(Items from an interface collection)
##########

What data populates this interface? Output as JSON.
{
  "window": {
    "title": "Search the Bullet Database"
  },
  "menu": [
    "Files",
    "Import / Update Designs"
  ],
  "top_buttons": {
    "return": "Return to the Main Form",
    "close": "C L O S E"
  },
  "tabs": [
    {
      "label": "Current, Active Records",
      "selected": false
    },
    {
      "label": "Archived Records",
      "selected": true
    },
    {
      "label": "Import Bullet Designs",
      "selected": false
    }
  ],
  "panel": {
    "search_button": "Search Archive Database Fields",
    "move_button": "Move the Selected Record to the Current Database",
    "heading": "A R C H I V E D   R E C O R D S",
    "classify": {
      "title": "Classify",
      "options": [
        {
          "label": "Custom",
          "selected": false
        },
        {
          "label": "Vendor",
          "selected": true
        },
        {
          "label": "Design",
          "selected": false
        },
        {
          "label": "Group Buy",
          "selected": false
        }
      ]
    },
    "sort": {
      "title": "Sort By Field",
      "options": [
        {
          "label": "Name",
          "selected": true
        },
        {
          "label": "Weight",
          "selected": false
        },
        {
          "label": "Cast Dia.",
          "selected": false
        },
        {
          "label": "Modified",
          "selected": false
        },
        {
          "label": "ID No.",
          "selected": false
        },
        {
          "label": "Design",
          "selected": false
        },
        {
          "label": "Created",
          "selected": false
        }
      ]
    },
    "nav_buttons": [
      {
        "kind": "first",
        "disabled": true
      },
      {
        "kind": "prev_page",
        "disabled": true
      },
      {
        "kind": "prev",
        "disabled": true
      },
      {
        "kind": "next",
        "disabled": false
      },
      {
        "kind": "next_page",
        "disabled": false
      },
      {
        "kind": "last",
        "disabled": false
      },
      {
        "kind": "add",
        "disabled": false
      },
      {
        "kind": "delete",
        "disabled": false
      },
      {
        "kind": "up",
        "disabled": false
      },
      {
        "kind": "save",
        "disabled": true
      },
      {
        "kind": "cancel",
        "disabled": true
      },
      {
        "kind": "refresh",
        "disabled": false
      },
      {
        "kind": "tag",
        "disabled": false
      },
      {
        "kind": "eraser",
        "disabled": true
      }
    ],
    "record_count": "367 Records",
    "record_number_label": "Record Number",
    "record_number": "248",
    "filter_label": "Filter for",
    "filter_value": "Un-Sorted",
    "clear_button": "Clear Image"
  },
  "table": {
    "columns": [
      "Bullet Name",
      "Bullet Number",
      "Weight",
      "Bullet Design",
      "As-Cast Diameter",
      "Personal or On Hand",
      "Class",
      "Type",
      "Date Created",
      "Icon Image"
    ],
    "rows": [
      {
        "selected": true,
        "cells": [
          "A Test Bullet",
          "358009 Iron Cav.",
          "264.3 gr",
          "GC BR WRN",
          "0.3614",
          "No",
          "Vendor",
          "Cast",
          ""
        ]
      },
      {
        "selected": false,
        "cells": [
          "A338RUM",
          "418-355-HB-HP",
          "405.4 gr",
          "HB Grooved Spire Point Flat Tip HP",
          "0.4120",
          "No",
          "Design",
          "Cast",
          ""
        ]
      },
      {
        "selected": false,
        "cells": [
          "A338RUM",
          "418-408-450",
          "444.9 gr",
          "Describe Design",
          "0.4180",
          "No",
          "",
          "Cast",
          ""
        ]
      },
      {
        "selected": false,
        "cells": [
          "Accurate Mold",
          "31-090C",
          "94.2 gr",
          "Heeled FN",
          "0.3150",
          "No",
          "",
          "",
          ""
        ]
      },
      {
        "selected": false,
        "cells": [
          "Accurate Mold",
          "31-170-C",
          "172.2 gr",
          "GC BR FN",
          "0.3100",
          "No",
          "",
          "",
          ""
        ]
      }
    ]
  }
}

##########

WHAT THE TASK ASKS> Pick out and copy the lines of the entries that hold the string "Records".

RESPONSE>
      "label": "Current, Active Records",
      "label": "Archived Records",
    "record_count": "367 Records",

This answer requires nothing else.